Have you heard the advice about taking a break between steps in the writing process? As with many things when it comes to matters of art making, there are multiple schools of thought on the practice. Some say it's a waste of time. Others say it's essential. Some prefer short breaks or "pauses," and others believe anything less than months at a time is the same as just plowing through.
Personally, I hold to the pause method. One, just because that's the way I've always worked on an instinctual level, but also because I've learned I need those pauses to produce better work.
Commas are one of the most misused and abused punctuation marks out there. I think part of this is because we’re taught in elementary school that they indicate a pause. This is correct, but people have a tendency to take this a bit too far, including commas whenever and wherever they would pause when speaking. It’s a good enough rule of thumb to get by in a pinch, but you run the risk of overusing them when putting it to practice.
So let’s take a closer look at the comma today. When is it needed, and when is it extra?
Writing their rough drafts exemplify love/hate relationships for authors. When the words come easily, and the scenes blossom full of life and color, it's exhilarating. It's a rush like no other. Other times though, each scene is hazy if you can see it at all, and the words dance just out of your memory's reach. That's when composing becomes difficult and procrastination in all its forms becomes tempting.
I've hit the point where Icarus becomes hazy. Oh, I have it fully outlined. I know what is supposed to happen, but it's all new territory.

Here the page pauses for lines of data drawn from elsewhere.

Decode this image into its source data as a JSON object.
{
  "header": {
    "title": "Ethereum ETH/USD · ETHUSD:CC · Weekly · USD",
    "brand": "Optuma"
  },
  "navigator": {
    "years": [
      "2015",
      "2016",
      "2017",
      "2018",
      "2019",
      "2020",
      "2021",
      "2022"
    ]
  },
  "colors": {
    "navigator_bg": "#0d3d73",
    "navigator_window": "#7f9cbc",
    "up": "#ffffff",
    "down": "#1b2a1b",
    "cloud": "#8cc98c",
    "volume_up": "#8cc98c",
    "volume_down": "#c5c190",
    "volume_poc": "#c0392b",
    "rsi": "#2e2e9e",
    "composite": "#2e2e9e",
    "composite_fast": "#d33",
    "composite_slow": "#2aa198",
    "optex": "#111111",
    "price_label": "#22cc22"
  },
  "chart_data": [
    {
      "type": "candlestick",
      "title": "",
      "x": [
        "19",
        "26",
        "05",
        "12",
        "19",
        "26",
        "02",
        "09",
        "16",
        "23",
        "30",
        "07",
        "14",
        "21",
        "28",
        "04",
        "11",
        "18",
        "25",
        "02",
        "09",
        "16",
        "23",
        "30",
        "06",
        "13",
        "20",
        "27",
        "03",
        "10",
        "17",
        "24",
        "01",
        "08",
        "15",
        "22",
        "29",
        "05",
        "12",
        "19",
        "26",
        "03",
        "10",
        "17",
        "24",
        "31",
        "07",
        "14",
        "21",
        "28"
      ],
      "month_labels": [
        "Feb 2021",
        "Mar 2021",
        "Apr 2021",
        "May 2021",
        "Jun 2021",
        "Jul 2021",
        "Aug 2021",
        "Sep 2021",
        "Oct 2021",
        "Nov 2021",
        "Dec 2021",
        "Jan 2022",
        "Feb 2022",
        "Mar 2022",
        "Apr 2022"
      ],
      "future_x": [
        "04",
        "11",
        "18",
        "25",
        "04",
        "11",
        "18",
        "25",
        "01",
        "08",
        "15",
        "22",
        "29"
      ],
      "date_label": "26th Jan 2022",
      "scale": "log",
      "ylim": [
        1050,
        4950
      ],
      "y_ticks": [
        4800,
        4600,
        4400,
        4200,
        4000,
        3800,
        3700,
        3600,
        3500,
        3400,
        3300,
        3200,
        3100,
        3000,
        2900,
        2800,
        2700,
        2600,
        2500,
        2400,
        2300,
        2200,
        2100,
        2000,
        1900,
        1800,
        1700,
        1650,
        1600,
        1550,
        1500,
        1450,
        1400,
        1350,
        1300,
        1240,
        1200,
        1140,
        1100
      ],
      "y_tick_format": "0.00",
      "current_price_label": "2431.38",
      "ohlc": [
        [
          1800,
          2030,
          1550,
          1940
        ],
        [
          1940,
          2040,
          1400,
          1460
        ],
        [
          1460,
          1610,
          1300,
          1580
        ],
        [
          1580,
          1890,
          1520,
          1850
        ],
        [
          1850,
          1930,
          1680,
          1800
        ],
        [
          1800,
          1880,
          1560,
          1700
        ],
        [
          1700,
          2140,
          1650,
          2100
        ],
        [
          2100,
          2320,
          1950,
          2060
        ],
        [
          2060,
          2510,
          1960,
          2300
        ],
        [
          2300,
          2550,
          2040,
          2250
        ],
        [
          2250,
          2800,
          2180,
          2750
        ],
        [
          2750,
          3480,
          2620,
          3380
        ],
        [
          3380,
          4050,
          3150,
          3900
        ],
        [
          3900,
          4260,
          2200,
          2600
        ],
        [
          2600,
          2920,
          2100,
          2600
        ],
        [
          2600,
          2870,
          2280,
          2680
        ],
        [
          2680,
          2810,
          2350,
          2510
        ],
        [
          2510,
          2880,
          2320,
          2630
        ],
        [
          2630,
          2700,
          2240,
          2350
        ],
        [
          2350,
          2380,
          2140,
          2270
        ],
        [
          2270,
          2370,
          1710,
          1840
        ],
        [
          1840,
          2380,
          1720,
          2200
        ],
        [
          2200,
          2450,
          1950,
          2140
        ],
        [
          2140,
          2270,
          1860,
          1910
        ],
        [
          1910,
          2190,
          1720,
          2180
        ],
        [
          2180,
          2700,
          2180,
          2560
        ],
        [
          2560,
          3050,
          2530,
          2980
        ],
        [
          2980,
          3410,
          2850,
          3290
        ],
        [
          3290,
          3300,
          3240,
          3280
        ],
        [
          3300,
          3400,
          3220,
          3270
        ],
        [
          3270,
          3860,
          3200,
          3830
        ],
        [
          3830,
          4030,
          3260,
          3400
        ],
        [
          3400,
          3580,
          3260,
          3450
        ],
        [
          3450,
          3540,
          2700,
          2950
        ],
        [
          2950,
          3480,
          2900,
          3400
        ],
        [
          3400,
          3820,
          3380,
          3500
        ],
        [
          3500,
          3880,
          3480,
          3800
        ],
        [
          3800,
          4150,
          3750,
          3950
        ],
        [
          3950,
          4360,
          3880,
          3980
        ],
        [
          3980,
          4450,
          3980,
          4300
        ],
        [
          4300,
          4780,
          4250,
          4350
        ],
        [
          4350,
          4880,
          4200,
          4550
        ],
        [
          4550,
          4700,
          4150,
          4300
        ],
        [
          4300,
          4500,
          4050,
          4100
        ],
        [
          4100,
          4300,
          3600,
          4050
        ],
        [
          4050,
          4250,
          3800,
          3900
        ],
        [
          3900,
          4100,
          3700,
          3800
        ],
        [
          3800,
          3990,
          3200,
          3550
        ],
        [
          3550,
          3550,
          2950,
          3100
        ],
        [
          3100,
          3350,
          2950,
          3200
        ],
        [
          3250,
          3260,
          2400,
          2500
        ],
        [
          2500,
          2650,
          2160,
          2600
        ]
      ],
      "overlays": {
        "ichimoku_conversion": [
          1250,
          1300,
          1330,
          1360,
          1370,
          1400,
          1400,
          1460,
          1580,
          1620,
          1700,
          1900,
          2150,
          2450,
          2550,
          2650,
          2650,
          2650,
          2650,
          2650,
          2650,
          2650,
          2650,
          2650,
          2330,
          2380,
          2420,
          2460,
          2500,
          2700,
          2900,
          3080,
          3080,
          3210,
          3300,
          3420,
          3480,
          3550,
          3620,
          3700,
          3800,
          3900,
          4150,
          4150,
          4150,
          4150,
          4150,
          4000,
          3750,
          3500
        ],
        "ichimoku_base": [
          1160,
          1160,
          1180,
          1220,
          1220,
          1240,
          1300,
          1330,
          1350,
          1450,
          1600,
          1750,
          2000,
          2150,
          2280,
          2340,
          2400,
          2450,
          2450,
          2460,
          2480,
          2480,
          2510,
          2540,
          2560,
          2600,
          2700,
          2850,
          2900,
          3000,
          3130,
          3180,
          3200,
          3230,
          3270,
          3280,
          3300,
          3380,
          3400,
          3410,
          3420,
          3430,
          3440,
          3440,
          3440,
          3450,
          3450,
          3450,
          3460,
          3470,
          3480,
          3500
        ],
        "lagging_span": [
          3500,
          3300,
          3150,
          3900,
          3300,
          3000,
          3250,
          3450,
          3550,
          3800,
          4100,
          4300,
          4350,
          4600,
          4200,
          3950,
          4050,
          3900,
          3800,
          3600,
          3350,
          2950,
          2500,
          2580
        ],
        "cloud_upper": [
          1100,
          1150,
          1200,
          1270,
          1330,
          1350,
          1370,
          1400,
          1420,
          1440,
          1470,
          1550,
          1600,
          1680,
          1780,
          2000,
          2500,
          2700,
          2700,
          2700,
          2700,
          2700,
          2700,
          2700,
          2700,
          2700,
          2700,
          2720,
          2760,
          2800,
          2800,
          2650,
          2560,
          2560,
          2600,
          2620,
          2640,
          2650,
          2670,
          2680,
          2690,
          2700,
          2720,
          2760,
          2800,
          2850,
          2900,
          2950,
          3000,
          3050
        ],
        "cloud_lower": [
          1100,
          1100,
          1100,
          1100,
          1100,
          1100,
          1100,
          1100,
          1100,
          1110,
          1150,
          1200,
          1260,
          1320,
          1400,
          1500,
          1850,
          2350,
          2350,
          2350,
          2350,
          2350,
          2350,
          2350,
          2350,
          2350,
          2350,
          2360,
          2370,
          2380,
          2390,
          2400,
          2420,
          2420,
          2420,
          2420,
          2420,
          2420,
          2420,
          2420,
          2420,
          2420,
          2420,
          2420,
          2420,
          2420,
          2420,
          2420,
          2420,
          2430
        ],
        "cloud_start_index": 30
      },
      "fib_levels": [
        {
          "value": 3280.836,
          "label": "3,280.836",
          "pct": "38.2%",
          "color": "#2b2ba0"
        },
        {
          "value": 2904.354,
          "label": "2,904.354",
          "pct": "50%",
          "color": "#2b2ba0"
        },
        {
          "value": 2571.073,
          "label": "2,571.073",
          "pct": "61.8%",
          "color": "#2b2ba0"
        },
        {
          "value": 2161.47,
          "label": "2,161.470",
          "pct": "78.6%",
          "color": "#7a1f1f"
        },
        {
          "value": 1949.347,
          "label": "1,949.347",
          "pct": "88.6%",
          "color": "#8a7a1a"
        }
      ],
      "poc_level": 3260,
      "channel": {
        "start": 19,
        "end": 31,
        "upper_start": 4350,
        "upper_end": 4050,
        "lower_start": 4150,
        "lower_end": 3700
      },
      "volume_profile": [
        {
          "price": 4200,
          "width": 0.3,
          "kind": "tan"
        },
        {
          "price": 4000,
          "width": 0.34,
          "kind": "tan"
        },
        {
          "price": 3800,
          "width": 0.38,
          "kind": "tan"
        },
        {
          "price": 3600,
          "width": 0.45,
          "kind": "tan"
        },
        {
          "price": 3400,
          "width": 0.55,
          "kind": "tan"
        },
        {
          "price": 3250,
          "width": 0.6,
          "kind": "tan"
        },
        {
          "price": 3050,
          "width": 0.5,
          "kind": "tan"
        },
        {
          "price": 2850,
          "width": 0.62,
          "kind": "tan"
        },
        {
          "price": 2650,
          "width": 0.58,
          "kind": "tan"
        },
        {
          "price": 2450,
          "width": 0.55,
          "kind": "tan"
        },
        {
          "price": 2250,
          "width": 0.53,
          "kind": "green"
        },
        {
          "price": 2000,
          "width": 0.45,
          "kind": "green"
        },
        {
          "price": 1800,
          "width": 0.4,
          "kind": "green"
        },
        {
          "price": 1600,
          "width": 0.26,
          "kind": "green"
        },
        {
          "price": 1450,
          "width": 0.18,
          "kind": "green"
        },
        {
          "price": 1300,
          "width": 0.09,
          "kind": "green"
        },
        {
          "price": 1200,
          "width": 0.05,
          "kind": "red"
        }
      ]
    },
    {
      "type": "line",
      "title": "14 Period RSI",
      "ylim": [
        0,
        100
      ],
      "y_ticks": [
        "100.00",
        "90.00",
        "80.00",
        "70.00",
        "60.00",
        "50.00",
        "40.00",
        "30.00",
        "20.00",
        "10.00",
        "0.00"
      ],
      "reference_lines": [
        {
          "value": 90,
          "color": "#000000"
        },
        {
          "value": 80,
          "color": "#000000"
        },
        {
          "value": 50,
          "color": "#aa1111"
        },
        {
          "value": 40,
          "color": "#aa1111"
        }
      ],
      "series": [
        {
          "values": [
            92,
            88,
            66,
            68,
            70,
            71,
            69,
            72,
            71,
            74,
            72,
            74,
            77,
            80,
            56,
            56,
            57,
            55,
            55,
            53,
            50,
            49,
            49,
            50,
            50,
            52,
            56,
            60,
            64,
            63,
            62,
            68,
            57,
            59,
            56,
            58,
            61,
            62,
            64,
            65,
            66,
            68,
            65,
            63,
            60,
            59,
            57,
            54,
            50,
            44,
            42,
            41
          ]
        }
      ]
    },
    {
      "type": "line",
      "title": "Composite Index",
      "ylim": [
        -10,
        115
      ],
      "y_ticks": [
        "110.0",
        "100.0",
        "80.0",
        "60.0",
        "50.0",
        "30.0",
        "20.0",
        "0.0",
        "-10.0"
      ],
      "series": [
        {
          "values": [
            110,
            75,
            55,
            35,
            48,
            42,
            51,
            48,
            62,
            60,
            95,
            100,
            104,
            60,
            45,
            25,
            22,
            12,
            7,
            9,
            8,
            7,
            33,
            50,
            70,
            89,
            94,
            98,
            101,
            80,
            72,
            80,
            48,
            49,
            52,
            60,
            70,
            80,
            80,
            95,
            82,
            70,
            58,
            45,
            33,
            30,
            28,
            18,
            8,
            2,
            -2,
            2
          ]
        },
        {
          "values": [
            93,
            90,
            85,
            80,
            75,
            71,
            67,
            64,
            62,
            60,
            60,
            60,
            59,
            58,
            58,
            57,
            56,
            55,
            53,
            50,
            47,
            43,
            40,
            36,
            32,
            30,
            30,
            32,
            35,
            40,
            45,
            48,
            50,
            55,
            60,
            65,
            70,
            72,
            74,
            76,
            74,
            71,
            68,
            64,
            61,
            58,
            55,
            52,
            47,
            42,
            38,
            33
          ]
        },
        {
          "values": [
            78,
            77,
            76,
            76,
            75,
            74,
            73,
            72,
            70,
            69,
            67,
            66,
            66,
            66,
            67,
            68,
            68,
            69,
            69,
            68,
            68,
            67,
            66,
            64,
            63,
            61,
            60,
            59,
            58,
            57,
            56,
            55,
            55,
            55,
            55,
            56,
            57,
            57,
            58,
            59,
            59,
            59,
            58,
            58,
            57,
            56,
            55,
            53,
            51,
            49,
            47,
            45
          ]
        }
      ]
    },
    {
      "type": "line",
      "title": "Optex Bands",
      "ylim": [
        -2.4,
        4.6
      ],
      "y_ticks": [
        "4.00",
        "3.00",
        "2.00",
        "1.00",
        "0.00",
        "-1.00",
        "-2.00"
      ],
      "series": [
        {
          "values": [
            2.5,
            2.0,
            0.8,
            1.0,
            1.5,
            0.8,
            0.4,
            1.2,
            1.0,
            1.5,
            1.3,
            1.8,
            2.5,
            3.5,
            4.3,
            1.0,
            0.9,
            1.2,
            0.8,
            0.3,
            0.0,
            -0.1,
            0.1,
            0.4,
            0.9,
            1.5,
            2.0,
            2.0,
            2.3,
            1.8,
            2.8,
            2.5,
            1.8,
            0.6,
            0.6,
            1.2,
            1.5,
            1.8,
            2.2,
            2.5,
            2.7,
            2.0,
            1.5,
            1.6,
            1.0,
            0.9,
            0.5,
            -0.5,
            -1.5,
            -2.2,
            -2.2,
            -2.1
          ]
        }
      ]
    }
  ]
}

For most of what I've written in the rough so far, it existed in the old version The Writer's Hood printed back when it was still a thing, or at the very least, I'd worked through scenes in my head over the decade since the e-zine's closing. Having lived for more years and seen more of the world if only through documentaries and news broadcasts changed much of what I'd planned. The entire last half of the novel is brand new, which is just part of why I hemmed and hawed so much following reaching the halfway mark.
When, where, and how should you use quotation marks in your writing? It's a question that confuses people and causes a lot of problems for them and not just when it comes to writing dialogue. Today we'll discuss the proper usage of quotation marks in fiction and non-fiction, formal and informal writing.
How do I quote someone in an essay?
First, you need to decide if you're going to quote them word for word or if you want to paraphrase what they said. If they were long winded in their explanation of something, paraphrasing might be best. Otherwise it looks like you are using the quote to bump up your word count without presenting your take on the subject, which can hurt your grade. The best quotes to use in school papers are short, to the point, and given by experts in the topic you're discussing in the paper.
In addition to working as a freelance writer, A. B. England is a novelist, all around geek, avid crafter, and a homeschooling mother of two.
She is an autistic creator with a love of mythology, fantasy, and all flavors of science fiction.
Yekara Series Book 2
The Icarus Project
Rough Draft Progress
77384 / 75000
Myth & Science Collection
Icarus Series Book 2
Sketched w/ Some Drafting
Yekara Series Book 3
Myth & Science Collection 2
Intent Only at this Time
Icarus Trilogy Book 3
Supers Collection 2
Intent Only at this Time
Yekara Series Book 4